Sunspots on September 29, 2015. Image credit: ESA PROBA2/SWAP
Region 2422 has slowed its growth but it still has 'Beta-Gamma-Delta' magnetic configuration. It is capable of producing strong and major eruptions on the Sun and is still in geoeffective position. So far, it seems it failed to produce a CME.
'Beta-Gamma' classified Region 2423 is now located on the west limb and is starting its farside rotation. This region did manage to produce a CME during the M3.6 flare at 03:55 UTC on September 28, but initial analysis of the available coronagraph imagery indicates a non-Earth directed component.
CME produced by the M3.6 solar flare from Region 2423 on September 28, 2015. Credit: NASA SDO/AIA 304
Additionally, a filament from near the southeast limb became active after 06:30 UTC on September 28 and erupted by 11:30 UTC. SWPC analysis done by 00:30 UTC on September 29 indicates any associated CME would be non-Earth directed. However, analysis continues as more coronagraph imagery becomes available.
Below is a list of manually verified M-class solar flares produced on September 29 (data source SWPC, all times UTC):
SWX overview September 27 - 29, 2015. Image credit: NOAA/SWPC.
Solar activity is likely to be moderate (R1-R2, Minor-Moderate), with a chance for X-class (R3, Strong or greater) flares through October 1 due to the enhanced flare potential from several of the active regions, in particular, Region 2423 and 2422. NOAA SWPC forecasters estimate 70% chance for M-class and 25% chance for X-class solar flares over the next three days.

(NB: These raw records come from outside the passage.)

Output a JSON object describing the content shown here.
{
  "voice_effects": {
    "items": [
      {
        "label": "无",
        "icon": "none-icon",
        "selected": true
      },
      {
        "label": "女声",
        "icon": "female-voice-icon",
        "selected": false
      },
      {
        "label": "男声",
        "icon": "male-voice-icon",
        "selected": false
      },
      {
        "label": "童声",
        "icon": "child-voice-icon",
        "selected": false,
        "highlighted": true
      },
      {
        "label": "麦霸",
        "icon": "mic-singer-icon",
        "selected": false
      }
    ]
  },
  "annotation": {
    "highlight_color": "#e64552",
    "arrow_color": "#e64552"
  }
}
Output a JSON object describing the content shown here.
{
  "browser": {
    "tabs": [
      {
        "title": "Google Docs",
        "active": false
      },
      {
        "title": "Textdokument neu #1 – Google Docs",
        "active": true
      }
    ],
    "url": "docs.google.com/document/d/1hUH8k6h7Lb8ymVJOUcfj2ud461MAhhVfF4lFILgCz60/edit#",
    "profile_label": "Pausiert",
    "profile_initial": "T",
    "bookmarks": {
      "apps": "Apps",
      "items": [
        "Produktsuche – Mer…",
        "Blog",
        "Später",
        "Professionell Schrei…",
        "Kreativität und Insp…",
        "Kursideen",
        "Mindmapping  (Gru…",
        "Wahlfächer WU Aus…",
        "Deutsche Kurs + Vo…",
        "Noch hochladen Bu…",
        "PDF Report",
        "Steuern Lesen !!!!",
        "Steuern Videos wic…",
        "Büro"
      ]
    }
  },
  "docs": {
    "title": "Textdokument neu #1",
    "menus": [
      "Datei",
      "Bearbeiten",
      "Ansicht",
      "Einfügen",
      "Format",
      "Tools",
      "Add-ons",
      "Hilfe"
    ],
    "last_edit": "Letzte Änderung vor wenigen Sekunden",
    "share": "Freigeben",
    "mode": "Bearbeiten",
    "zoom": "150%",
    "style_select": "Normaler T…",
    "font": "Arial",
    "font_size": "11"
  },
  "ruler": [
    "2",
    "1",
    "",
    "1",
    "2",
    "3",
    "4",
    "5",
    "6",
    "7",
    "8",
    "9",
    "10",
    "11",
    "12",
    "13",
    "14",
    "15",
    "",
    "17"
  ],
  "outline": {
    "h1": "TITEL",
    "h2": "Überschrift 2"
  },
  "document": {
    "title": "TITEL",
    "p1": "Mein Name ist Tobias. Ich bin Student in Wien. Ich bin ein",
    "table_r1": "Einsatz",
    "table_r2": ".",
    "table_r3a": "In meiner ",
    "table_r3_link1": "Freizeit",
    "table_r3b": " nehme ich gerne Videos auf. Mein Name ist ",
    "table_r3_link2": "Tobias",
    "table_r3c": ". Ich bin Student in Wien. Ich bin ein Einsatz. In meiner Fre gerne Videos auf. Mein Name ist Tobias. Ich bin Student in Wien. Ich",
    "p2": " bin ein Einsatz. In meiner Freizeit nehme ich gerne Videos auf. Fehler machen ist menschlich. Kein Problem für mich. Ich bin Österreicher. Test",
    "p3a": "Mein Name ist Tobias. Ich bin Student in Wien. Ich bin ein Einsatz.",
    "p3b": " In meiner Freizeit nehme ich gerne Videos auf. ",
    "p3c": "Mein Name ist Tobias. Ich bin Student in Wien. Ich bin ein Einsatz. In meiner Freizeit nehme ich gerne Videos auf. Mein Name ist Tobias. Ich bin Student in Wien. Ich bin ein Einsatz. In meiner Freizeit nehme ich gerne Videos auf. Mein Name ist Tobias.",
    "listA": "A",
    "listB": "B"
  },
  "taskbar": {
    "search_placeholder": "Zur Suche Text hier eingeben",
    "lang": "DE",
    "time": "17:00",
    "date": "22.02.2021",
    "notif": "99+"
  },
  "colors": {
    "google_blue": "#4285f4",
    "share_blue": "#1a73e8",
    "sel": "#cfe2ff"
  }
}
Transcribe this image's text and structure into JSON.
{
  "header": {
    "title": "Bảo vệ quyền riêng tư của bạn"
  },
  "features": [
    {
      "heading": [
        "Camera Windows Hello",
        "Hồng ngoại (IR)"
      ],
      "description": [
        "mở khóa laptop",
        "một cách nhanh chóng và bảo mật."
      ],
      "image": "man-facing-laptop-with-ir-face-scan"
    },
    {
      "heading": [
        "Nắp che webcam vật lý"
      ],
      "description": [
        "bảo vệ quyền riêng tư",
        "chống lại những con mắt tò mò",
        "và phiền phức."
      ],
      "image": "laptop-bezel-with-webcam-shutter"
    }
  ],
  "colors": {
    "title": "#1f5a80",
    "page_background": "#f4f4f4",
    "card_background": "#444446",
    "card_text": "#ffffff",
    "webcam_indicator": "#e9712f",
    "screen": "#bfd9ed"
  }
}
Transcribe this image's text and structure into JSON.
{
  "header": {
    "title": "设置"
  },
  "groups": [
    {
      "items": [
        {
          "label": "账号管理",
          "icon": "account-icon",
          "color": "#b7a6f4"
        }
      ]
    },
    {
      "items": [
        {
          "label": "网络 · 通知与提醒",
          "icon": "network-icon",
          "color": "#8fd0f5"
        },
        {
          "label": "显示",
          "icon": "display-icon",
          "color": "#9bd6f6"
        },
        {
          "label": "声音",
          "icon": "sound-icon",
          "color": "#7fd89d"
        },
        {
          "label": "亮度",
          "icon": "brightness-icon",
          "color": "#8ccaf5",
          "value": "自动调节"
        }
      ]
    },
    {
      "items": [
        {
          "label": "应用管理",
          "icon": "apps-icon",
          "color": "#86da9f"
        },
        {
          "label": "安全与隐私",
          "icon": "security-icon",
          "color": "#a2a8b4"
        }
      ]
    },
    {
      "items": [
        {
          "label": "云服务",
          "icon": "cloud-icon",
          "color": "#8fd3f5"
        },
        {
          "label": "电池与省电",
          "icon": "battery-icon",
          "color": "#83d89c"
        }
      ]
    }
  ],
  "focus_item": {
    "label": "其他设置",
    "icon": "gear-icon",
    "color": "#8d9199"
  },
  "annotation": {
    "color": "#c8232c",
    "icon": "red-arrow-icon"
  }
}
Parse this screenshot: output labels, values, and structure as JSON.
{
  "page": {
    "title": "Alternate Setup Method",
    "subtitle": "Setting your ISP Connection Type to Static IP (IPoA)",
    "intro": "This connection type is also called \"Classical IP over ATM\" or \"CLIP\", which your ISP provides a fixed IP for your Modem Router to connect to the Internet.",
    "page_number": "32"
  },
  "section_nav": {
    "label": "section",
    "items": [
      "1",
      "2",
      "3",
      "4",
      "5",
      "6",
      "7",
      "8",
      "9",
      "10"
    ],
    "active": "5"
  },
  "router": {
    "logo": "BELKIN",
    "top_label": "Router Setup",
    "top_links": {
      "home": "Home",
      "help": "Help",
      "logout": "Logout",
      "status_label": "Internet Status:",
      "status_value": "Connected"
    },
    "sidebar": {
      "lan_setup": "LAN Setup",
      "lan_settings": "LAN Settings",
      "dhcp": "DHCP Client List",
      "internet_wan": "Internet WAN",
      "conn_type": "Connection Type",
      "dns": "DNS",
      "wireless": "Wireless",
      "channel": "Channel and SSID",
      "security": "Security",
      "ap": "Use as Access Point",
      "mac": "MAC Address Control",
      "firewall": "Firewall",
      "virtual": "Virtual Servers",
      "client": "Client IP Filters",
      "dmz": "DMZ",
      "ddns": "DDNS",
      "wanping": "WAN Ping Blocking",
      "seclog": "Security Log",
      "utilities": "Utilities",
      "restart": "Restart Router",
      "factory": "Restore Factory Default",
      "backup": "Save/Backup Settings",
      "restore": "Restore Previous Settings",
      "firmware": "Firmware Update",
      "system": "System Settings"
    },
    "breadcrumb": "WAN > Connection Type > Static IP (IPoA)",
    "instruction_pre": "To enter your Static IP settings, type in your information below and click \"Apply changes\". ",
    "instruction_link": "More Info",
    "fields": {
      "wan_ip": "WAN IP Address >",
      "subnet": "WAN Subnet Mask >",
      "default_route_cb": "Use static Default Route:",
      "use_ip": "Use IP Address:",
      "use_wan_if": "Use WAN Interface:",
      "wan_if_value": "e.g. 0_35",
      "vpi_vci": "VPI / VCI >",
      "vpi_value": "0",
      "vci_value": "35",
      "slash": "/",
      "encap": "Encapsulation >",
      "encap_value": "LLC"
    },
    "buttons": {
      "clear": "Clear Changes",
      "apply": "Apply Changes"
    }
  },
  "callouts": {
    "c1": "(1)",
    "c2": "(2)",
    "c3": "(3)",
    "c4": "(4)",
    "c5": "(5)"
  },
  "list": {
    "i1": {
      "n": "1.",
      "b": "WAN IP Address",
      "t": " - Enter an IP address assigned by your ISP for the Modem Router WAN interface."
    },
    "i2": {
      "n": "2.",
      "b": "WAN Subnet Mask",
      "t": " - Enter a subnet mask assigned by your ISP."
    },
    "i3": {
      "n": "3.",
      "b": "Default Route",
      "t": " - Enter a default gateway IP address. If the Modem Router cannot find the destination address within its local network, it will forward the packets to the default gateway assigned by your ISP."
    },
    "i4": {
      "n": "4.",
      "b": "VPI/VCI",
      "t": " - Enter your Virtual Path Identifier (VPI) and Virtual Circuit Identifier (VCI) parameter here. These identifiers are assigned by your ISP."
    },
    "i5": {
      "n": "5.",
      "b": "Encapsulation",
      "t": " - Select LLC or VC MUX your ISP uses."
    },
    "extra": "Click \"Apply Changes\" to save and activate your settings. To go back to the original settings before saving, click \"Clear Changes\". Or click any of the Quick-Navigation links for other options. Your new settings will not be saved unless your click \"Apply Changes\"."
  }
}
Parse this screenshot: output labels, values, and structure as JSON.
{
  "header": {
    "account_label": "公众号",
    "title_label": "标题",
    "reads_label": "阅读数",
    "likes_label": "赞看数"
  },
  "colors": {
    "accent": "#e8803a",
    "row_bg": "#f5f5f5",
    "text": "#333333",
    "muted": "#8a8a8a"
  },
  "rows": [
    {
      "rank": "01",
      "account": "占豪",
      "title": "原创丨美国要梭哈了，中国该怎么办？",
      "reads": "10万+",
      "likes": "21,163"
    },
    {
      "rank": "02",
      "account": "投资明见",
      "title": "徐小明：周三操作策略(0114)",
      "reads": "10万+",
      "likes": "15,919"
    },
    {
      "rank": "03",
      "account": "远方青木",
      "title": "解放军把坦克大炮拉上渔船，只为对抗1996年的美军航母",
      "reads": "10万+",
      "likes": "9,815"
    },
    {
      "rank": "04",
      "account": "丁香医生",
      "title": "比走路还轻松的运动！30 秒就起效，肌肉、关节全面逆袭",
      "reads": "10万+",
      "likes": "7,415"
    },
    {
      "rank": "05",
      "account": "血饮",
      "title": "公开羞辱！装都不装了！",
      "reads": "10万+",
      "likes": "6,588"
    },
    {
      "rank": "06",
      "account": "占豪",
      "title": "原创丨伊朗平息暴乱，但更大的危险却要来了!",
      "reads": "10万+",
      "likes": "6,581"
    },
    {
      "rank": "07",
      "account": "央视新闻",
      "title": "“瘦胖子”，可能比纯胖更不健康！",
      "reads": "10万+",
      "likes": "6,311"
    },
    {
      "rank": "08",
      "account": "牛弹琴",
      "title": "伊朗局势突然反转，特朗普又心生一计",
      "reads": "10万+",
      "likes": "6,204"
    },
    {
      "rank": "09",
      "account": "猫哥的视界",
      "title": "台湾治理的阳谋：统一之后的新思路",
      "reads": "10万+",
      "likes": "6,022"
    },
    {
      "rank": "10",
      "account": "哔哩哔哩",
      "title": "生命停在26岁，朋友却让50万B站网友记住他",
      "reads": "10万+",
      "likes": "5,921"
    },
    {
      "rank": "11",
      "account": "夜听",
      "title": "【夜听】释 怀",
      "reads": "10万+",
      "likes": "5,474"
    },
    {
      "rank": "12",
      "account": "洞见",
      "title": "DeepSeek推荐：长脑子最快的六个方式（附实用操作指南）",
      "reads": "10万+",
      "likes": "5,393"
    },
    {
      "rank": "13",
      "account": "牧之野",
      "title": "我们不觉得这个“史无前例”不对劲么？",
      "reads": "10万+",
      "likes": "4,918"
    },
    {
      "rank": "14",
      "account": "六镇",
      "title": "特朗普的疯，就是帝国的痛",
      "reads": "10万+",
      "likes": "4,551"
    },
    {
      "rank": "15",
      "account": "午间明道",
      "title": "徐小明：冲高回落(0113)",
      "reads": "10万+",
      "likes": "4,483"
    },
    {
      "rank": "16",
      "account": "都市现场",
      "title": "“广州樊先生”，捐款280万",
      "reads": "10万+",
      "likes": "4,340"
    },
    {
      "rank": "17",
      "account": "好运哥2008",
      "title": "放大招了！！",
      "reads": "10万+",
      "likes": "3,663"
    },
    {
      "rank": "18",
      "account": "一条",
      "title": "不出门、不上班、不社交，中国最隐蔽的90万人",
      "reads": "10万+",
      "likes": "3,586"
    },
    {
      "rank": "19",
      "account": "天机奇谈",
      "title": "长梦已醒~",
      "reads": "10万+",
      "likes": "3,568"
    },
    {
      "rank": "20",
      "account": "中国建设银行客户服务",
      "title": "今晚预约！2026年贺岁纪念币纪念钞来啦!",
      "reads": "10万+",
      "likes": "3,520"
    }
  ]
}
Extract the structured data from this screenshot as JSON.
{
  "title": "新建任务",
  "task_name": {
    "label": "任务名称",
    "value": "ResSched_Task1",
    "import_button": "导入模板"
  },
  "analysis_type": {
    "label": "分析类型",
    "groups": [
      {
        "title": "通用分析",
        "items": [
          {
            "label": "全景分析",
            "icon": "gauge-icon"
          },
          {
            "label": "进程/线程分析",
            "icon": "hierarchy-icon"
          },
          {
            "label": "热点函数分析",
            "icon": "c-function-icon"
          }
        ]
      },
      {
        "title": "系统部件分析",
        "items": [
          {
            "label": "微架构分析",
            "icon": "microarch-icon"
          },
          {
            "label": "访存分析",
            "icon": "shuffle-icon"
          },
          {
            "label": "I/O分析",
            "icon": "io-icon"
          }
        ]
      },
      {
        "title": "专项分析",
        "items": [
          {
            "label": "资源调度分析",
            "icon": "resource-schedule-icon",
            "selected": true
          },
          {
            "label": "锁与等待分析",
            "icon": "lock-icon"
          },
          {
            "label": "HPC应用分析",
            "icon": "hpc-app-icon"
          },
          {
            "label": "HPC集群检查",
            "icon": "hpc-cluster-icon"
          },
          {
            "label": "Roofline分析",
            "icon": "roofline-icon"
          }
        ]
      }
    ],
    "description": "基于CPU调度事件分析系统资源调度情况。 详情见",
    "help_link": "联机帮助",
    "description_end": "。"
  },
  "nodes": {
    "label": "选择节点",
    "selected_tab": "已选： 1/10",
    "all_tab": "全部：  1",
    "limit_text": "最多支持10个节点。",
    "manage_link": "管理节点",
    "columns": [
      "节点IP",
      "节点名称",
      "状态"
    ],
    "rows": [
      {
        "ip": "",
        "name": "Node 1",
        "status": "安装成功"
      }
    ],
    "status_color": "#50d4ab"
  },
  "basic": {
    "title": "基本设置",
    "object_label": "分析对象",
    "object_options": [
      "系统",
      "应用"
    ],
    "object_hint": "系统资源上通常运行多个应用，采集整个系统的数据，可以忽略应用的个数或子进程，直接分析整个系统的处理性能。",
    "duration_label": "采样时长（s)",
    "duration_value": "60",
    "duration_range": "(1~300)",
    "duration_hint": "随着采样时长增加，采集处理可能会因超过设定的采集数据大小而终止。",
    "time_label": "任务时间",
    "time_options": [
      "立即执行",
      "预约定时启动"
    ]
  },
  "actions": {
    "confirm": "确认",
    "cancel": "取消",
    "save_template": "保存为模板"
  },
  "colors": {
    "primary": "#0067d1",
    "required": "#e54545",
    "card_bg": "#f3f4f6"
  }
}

Featured image: NOAA SWPC X-ray graph for September 27 - 29 with NASA SDO/AIA 304 image captured at 03:57 UTC on September 28. Edit: TW.